The 1,000-Mile Great Lakes Adventures

Wednesday, February 24, 2021

Hemlock Wooly Adelgid

 

Loreen Niewenhuis is an author, adventurer, and dynamic speaker. 

She has completed a trilogy of 1,000-mile journeys exploring the Great Lakes and has authored three books about these adventures. 


To learn more about her work, or to engage her as a speaker, go to 

http://www.laketrek.com/great-lakes-speaker/



There is an invasive species that has been decimating hemlock trees in America for decades. It is a small insect similar to an aphid called the wooly adelgid.
This insect is native to Asia and made its way to America via imported plants in the 1950s. It has  been slowly spreading for decades and has made its way to northern Michigan.
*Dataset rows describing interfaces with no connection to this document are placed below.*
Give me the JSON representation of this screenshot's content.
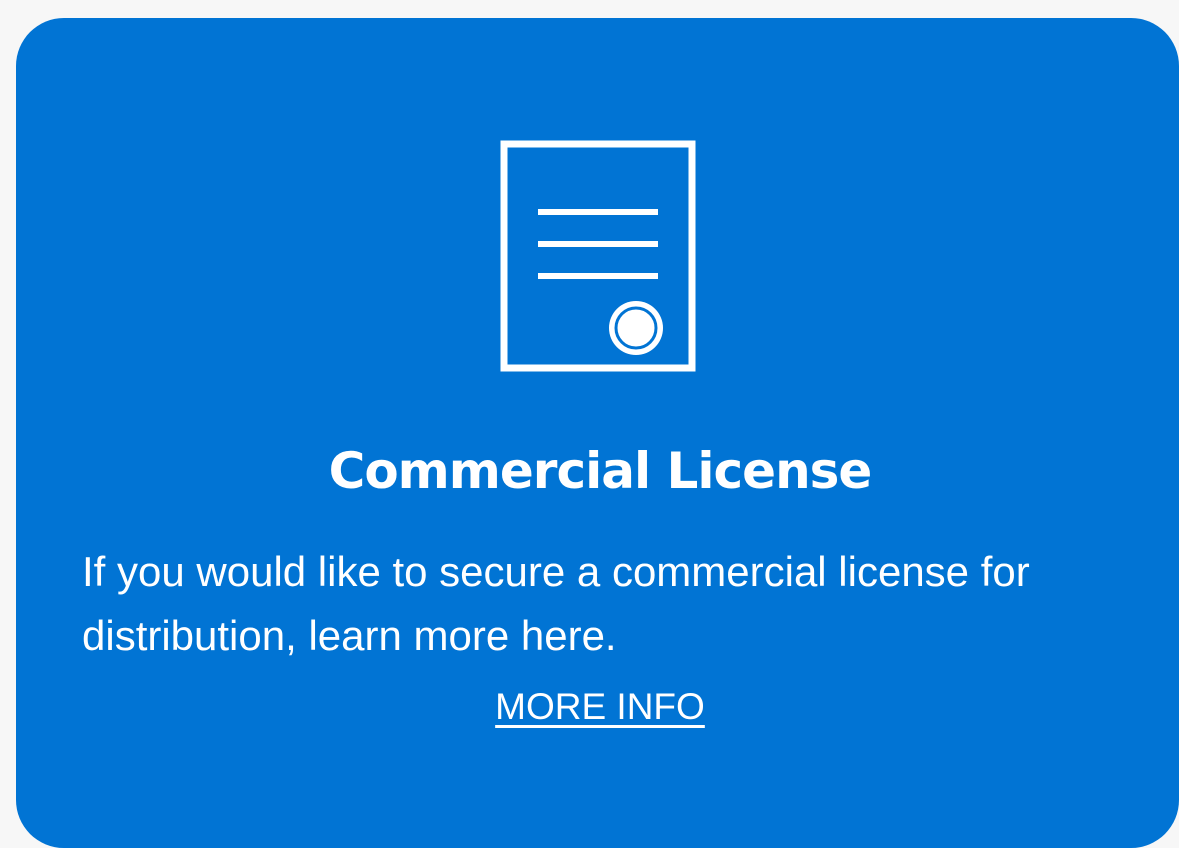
{
  "card": {
    "background_color": "#0174d4",
    "icon": "license-certificate-icon",
    "title": "Commercial License",
    "description": "If you would like to secure a commercial license for distribution, learn more here.",
    "link_label": "MORE INFO"
  }
}
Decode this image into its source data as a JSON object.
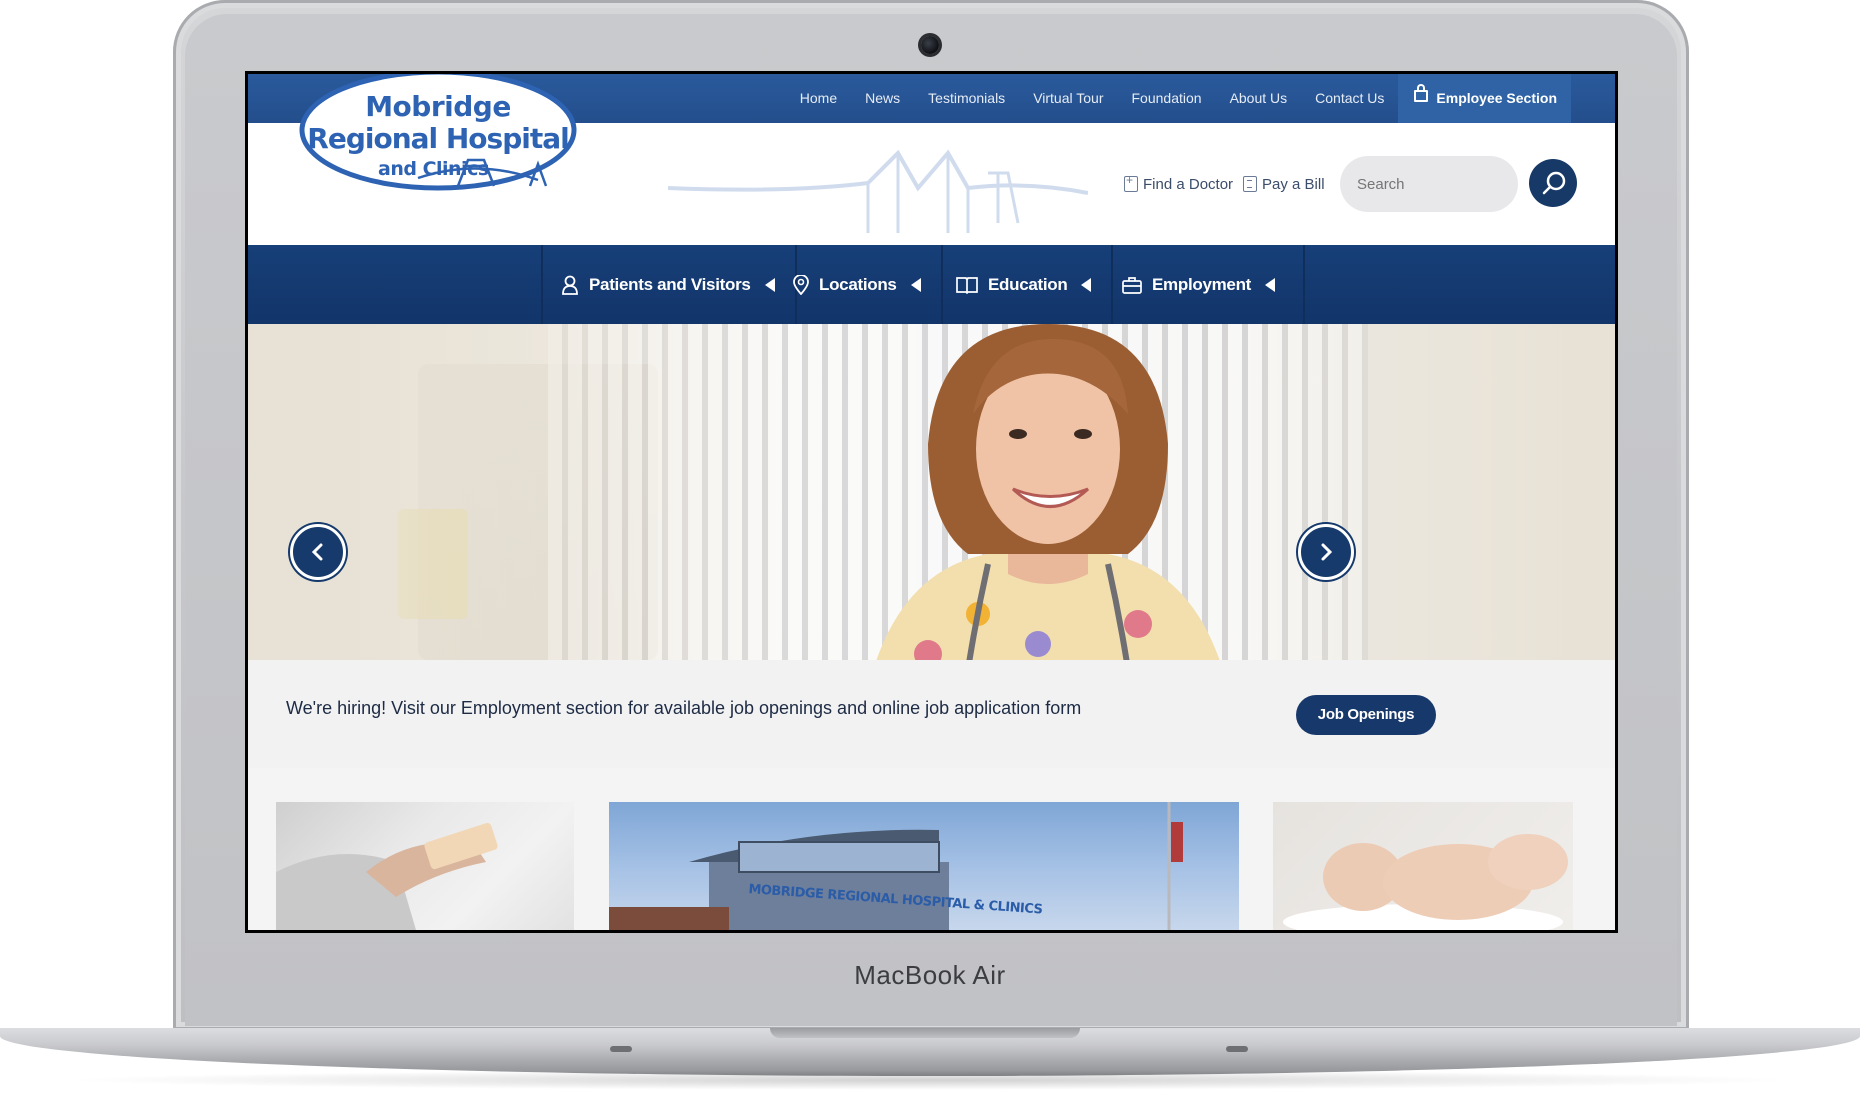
{
  "device": {
    "brand_label": "MacBook Air"
  },
  "top_nav": {
    "items": [
      "Home",
      "News",
      "Testimonials",
      "Virtual Tour",
      "Foundation",
      "About Us",
      "Contact Us"
    ],
    "employee_label": "Employee Section"
  },
  "logo": {
    "line1": "Mobridge",
    "line2": "Regional Hospital",
    "line3": "and Clinics"
  },
  "utility": {
    "find_doctor": "Find a Doctor",
    "pay_bill": "Pay a Bill"
  },
  "search": {
    "placeholder": "Search"
  },
  "main_nav": {
    "items": [
      {
        "label": "Patients and Visitors",
        "icon": "person-icon"
      },
      {
        "label": "Locations",
        "icon": "map-pin-icon"
      },
      {
        "label": "Education",
        "icon": "book-icon"
      },
      {
        "label": "Employment",
        "icon": "briefcase-icon"
      }
    ]
  },
  "hero": {
    "caption": "We're hiring! Visit our Employment section for available job openings and online job application form",
    "cta_label": "Job Openings"
  },
  "cards": {
    "building_sign": "MOBRIDGE REGIONAL HOSPITAL & CLINICS"
  },
  "colors": {
    "nav_blue": "#244e8c",
    "dark_navy": "#17386a",
    "logo_blue": "#2d63b2"
  }
}
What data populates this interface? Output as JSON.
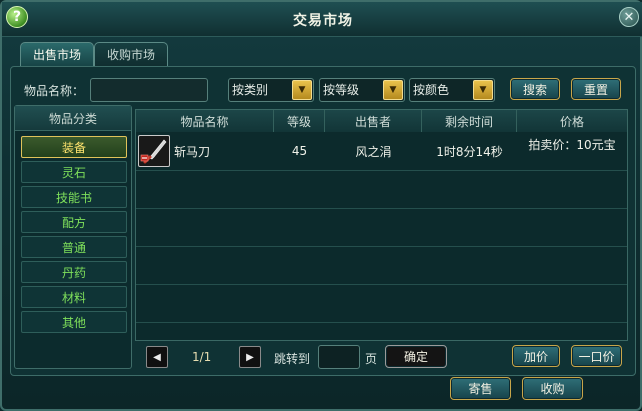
{
  "window": {
    "title": "交易市场",
    "help_glyph": "?",
    "close_glyph": "✕"
  },
  "tabs": [
    {
      "label": "出售市场",
      "active": true
    },
    {
      "label": "收购市场",
      "active": false
    }
  ],
  "search": {
    "item_name_label": "物品名称：",
    "item_name_value": "",
    "filters": [
      {
        "value": "按类别"
      },
      {
        "value": "按等级"
      },
      {
        "value": "按颜色"
      }
    ],
    "search_button": "搜索",
    "reset_button": "重置"
  },
  "sidebar": {
    "header": "物品分类",
    "items": [
      {
        "label": "装备",
        "selected": true
      },
      {
        "label": "灵石"
      },
      {
        "label": "技能书"
      },
      {
        "label": "配方"
      },
      {
        "label": "普通"
      },
      {
        "label": "丹药"
      },
      {
        "label": "材料"
      },
      {
        "label": "其他"
      }
    ]
  },
  "table": {
    "columns": [
      "物品名称",
      "等级",
      "出售者",
      "剩余时间",
      "价格"
    ],
    "rows": [
      {
        "icon": "blade-icon",
        "name": "斩马刀",
        "level": "45",
        "seller": "风之涓",
        "time_left": "1时8分14秒",
        "price": "拍卖价：10元宝"
      }
    ]
  },
  "pagination": {
    "page": "1/1",
    "jump_label": "跳转到",
    "page_suffix": "页",
    "page_input": "",
    "confirm_button": "确定"
  },
  "actions": {
    "bid_button": "加价",
    "buyout_button": "一口价",
    "sell_button": "寄售",
    "buy_button": "收购"
  },
  "colors": {
    "accent_gold": "#e0c35a",
    "category_green": "#7fe05b",
    "selected_yellow": "#ffe46e"
  }
}
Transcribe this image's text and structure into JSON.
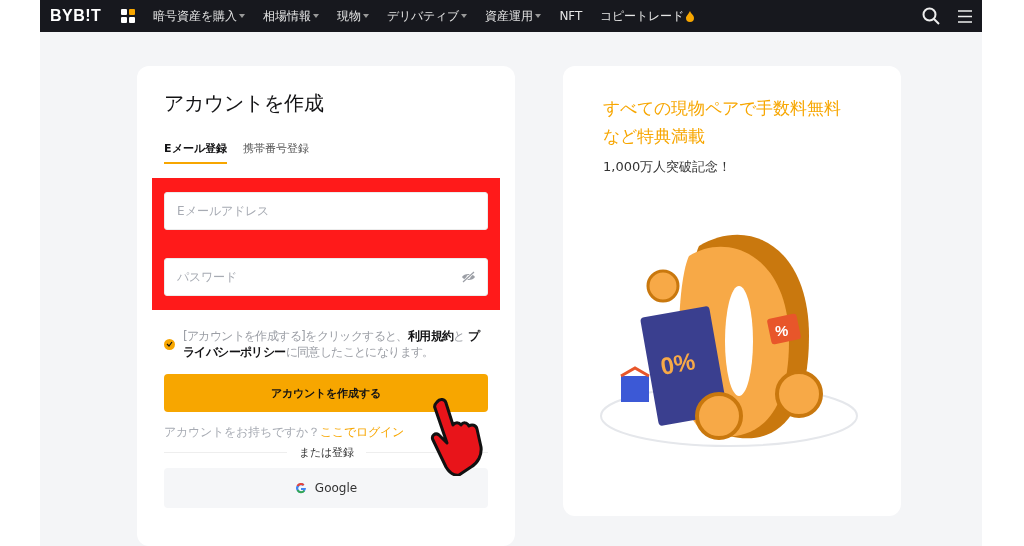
{
  "nav": {
    "logo": "BYB!T",
    "menu": [
      {
        "label": "暗号資産を購入",
        "dropdown": true
      },
      {
        "label": "相場情報",
        "dropdown": true
      },
      {
        "label": "現物",
        "dropdown": true
      },
      {
        "label": "デリバティブ",
        "dropdown": true
      },
      {
        "label": "資産運用",
        "dropdown": true
      },
      {
        "label": "NFT",
        "dropdown": false
      },
      {
        "label": "コピートレード",
        "dropdown": false,
        "hot": true
      }
    ]
  },
  "form": {
    "title": "アカウントを作成",
    "tabs": [
      {
        "label": "Eメール登録",
        "selected": true
      },
      {
        "label": "携帯番号登録",
        "selected": false
      }
    ],
    "email": {
      "placeholder": "Eメールアドレス"
    },
    "password": {
      "placeholder": "パスワード"
    },
    "consent": {
      "checked": true,
      "text": "[アカウントを作成する]をクリックすると、**利用規約**と **プライバシーポリシー**に同意したことになります。"
    },
    "submit": "アカウントを作成する",
    "login_prompt": "アカウントをお持ちですか？",
    "login_link": "ここでログイン",
    "divider": "または登録",
    "google": "Google"
  },
  "promo": {
    "headline": "すべての現物ペアで手数料無料など特典満載",
    "subline": "1,000万人突破記念！",
    "ticket_label": "0%",
    "tag_label": "%"
  }
}
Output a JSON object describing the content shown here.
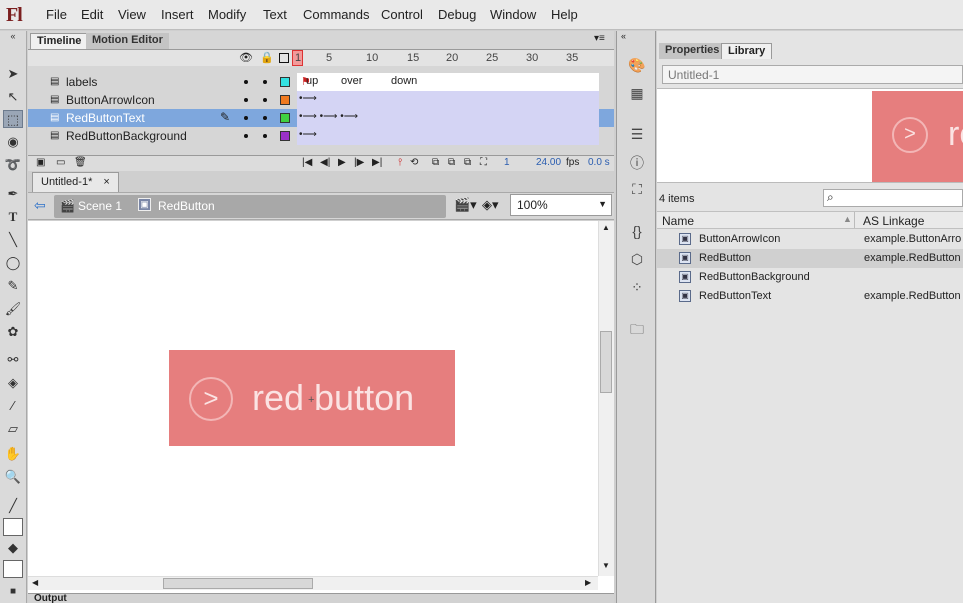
{
  "app": {
    "logo": "Fl"
  },
  "menu": [
    "File",
    "Edit",
    "View",
    "Insert",
    "Modify",
    "Text",
    "Commands",
    "Control",
    "Debug",
    "Window",
    "Help"
  ],
  "tools": {
    "icons": [
      "selection-tool-icon",
      "subselection-tool-icon",
      "free-transform-tool-icon",
      "3d-rotation-tool-icon",
      "lasso-tool-icon",
      "pen-tool-icon",
      "text-tool-icon",
      "line-tool-icon",
      "oval-tool-icon",
      "pencil-tool-icon",
      "brush-tool-icon",
      "deco-tool-icon",
      "bone-tool-icon",
      "paint-bucket-tool-icon",
      "eyedropper-tool-icon",
      "eraser-tool-icon",
      "hand-tool-icon",
      "zoom-tool-icon",
      "stroke-color-icon",
      "fill-color-icon"
    ]
  },
  "timeline": {
    "tabs": [
      "Timeline",
      "Motion Editor"
    ],
    "frame_numbers": [
      "1",
      "5",
      "10",
      "15",
      "20",
      "25",
      "30",
      "35"
    ],
    "layers": [
      {
        "name": "labels",
        "color": "#33e0e0",
        "selected": false
      },
      {
        "name": "ButtonArrowIcon",
        "color": "#f07a20",
        "selected": false
      },
      {
        "name": "RedButtonText",
        "color": "#40d040",
        "selected": true
      },
      {
        "name": "RedButtonBackground",
        "color": "#9a30c8",
        "selected": false
      }
    ],
    "frame_labels": [
      "up",
      "over",
      "down"
    ],
    "current_frame": "1",
    "fps": "24.00",
    "fps_unit": "fps",
    "time": "0.0 s"
  },
  "document": {
    "tab": "Untitled-1*",
    "close": "×",
    "breadcrumbs": [
      "Scene 1",
      "RedButton"
    ],
    "zoom": "100%",
    "stage_button": {
      "arrow": ">",
      "text": "red button",
      "color": "#e67e7e"
    }
  },
  "output_panel": {
    "title": "Output"
  },
  "library": {
    "tabs": [
      "Properties",
      "Library"
    ],
    "document": "Untitled-1",
    "preview_arrow": ">",
    "preview_text": "re",
    "item_count": "4 items",
    "columns": [
      "Name",
      "AS Linkage"
    ],
    "items": [
      {
        "name": "ButtonArrowIcon",
        "linkage": "example.ButtonArro"
      },
      {
        "name": "RedButton",
        "linkage": "example.RedButton"
      },
      {
        "name": "RedButtonBackground",
        "linkage": ""
      },
      {
        "name": "RedButtonText",
        "linkage": "example.RedButton"
      }
    ]
  }
}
This pest has recently been found in Sleeping Bear Dunes National Lakeshore. 

I often hike in and around Sleeping Bear Dunes and have seen many mature hemlock trees in these forests.

One of my favorite hikes is at the Traverse City Commons, and there are some massive hemlocks there. 

Check out the view from the wooded dunes:




There is a hemlock that I visit there, and after the recent storms, I was sorry to see it had developed a crack in the trunk. 



These trees are the preferred feast for the wooly adelgid. They congregate on the underside of the needles and suck the sap out of the tree. The needles turn brown and new growth is inhibited. Infested trees can die within 4-10 years.

Trees can be treated with pesticide and can be saved if infestation is caught early.

Severe winters helped to slow the spread of this pest.


Update (info from NPS):  Though the tiny insects don’t move far on their own, they can be blown by wind or hitchhike on birds or mammals – including humans - that come into contact with an infested branch. In a similar way, cars, boats, tents, or RVs parked under infested trees may be able to transport the insects to new locations.


So, clean your boots and NEVER transport wood from one area to another.

1 comment:

  1. Can you give hikers any advice on how to ensure that they don't inadvertently spread this pest?

    ReplyDelete